The type wxDateTime_t is typedefed as unsigned short and is used to contain the number of years, hours, minutes, seconds and milliseconds.
Datelight Savings Time tips
Some care must be taken while doing things like "stepping through" the calendar if you are in a locale that uses Daylight Savings Time (DST). Consider this code example:
wxDateTime datetime = wxDateTime::Today(); datetime.SetYear(2004); datetime.SetMonth(wxDateTime::Oct); datetime.SetDay(31); // Current value: "10/31/04 00:00:00" datetime += wxTimeSpan::Day(); // Current value: "10/31/04 23:00:00" in locale that respects DST; "11/01/04 00:00:00" elsewhere
I thought this was a bug for awhile until it was pointed out to me that Oct 31 is the time daylight savings ends this year. There are a couple of solutions. You could check the results of wxDateTime::GetBeginDST() and wxDateTime::GetEndDST() and manually auto "correct" but the more accurate solution is to simply use a wxDateSpan instead of a wxTimeSpan.
Careful with Nasty TimeZone Bite
The documentation and datetime.h tell it's safe to write GMT0 + offset to specify a time zone if abs(offset) <= 12. It is not. At least under VS.Net the following code will not work:
int nOffset = 3; return wxDateTime::Today().Format(wxDefaultDateTimeFormat,wxDateTime::GMT0 + nOffset);
The reason is that wxDateTime::GMT0+nOffset has a type int, not wxDateTime::TZ; this will call the constructor for the TimeZone object that uses number of seconds (rather than the TZ scalar), so you'll end up with an incorrect result. The correct construction is to use a static cast to force the argument to be taken as a TZ value:

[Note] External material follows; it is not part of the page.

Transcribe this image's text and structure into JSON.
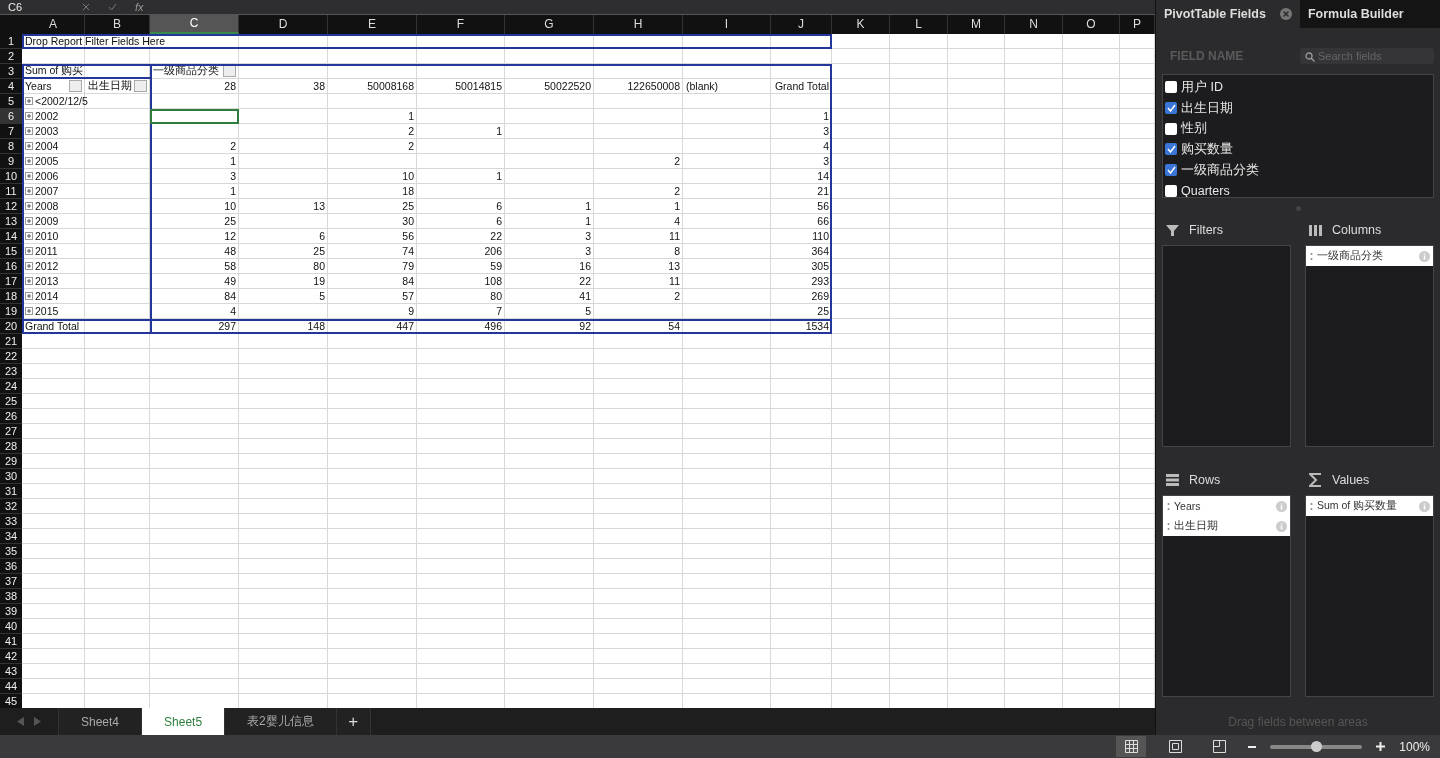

return wxDateTime::Today().Format(wxDefaultDateTimeFormat,(wxDateTime::TZ)(wxDateTime::GMT0 + nOffset));